35. The Committee urges the State party to utilize fully in its implementation of the obligations under the Convention, the Beijing Declaration and Platform for Action which reinforce the provisions of the Convention, and requests the State party to include information thereon in its next periodic report.
36. The Committee also emphasizes that a full and effective implementation of the Convention is indispensable for achieving the Millennium Development Goals. It calls for the integration of a gender perspective and the explicit reflection of the provisions of the Convention in all efforts aimed at the achievement of the Millennium Development Goals and requests the State party to include information thereon in its next periodic report.

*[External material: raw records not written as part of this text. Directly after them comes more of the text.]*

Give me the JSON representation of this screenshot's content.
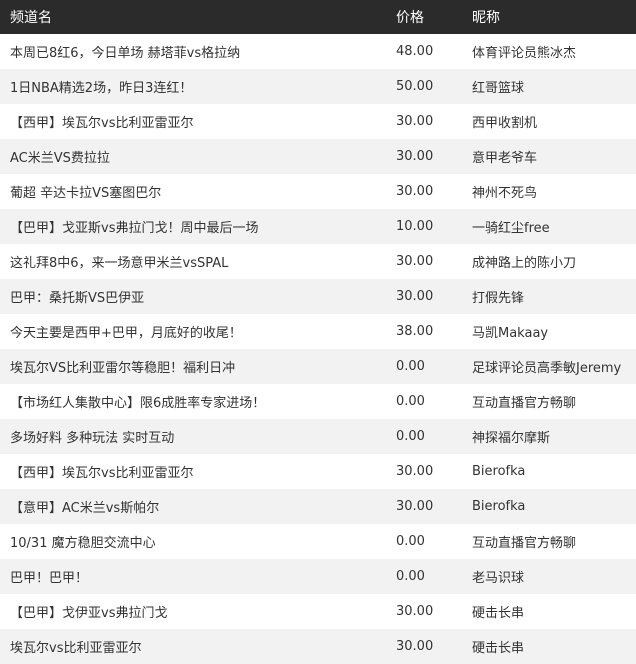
{
  "header": {
    "channel": "频道名",
    "price": "价格",
    "nickname": "昵称"
  },
  "rows": [
    {
      "channel": "本周已8红6，今日单场 赫塔菲vs格拉纳",
      "price": "48.00",
      "nickname": "体育评论员熊冰杰"
    },
    {
      "channel": "1日NBA精选2场，昨日3连红！",
      "price": "50.00",
      "nickname": "红哥篮球"
    },
    {
      "channel": "【西甲】埃瓦尔vs比利亚雷亚尔",
      "price": "30.00",
      "nickname": "西甲收割机"
    },
    {
      "channel": "AC米兰VS费拉拉",
      "price": "30.00",
      "nickname": "意甲老爷车"
    },
    {
      "channel": "葡超 辛达卡拉VS塞图巴尔",
      "price": "30.00",
      "nickname": "神州不死鸟"
    },
    {
      "channel": "【巴甲】戈亚斯vs弗拉门戈！周中最后一场",
      "price": "10.00",
      "nickname": "一骑红尘free"
    },
    {
      "channel": "这礼拜8中6，来一场意甲米兰vsSPAL",
      "price": "30.00",
      "nickname": "成神路上的陈小刀"
    },
    {
      "channel": "巴甲：桑托斯VS巴伊亚",
      "price": "30.00",
      "nickname": "打假先锋"
    },
    {
      "channel": "今天主要是西甲+巴甲，月底好的收尾！",
      "price": "38.00",
      "nickname": "马凯Makaay"
    },
    {
      "channel": "埃瓦尔VS比利亚雷尔等稳胆！福利日冲",
      "price": "0.00",
      "nickname": "足球评论员高季敏Jeremy"
    },
    {
      "channel": "【市场红人集散中心】限6成胜率专家进场！",
      "price": "0.00",
      "nickname": "互动直播官方畅聊"
    },
    {
      "channel": "多场好料 多种玩法 实时互动",
      "price": "0.00",
      "nickname": "神探福尔摩斯"
    },
    {
      "channel": "【西甲】埃瓦尔vs比利亚雷亚尔",
      "price": "30.00",
      "nickname": "Bierofka"
    },
    {
      "channel": "【意甲】AC米兰vs斯帕尔",
      "price": "30.00",
      "nickname": "Bierofka"
    },
    {
      "channel": "10/31 魔方稳胆交流中心",
      "price": "0.00",
      "nickname": "互动直播官方畅聊"
    },
    {
      "channel": "巴甲！巴甲！",
      "price": "0.00",
      "nickname": "老马识球"
    },
    {
      "channel": "【巴甲】戈伊亚vs弗拉门戈",
      "price": "30.00",
      "nickname": "硬击长串"
    },
    {
      "channel": "埃瓦尔vs比利亚雷亚尔",
      "price": "30.00",
      "nickname": "硬击长串"
    }
  ]
}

37. The Committee notes that States’ adherence to the seven major international human rights instruments enhances the enjoyment by women of their human rights and fundamental freedoms in all aspects of life. Therefore, the Committee encourages the Government of Eritrea to consider ratifying the treaties to which it is not yet a party, namely, the Convention against Torture and Other Cruel, Inhuman or Degrading Treatment or Punishment and the International Convention on the Protection of the Rights of All Migrant Workers and Members of Their Families.
38. The Committee requests the wide dissemination in Eritrea of the present concluding comments in order to make the people of Eritrea, including government officials, politicians, parliamentarians and women’s and human- rights organizations, aware of the steps that have been taken to ensure de jure and de facto equality of women, as well as the further steps that are required in that regard. The Committee requests the State party to continue to disseminate widely, in particular to women’s and human-rights organizations, the Convention, the Optional Protocol thereto, the Committee’s general recommendations, the Beijing Declaration and Platform for Action and the outcome of the twenty-third special session of the General Assembly, entitled “Women 2000: gender equality, development and peace for the twenty-first century”.
39. The Committee requests the State party to respond to the concerns expressed in the present concluding comments in its fourth periodic report under article 18 of the Convention, which is due in October 2008.
 The International Covenant on Economic, Social and Cultural Rights, the International Covenant on Civil and Political Rights, the International Convention on the Elimination of All Forms of Racial Discrimination, the Convention on the Elimination of All Forms of Discrimination against Women, the Convention against Torture and Other Cruel, Inhuman or Degrading Treatment or Punishment, the Convention on the Rights of the Child and the International Convention on the Protection of the Rights of All Migrant Workers and Members of Their Families.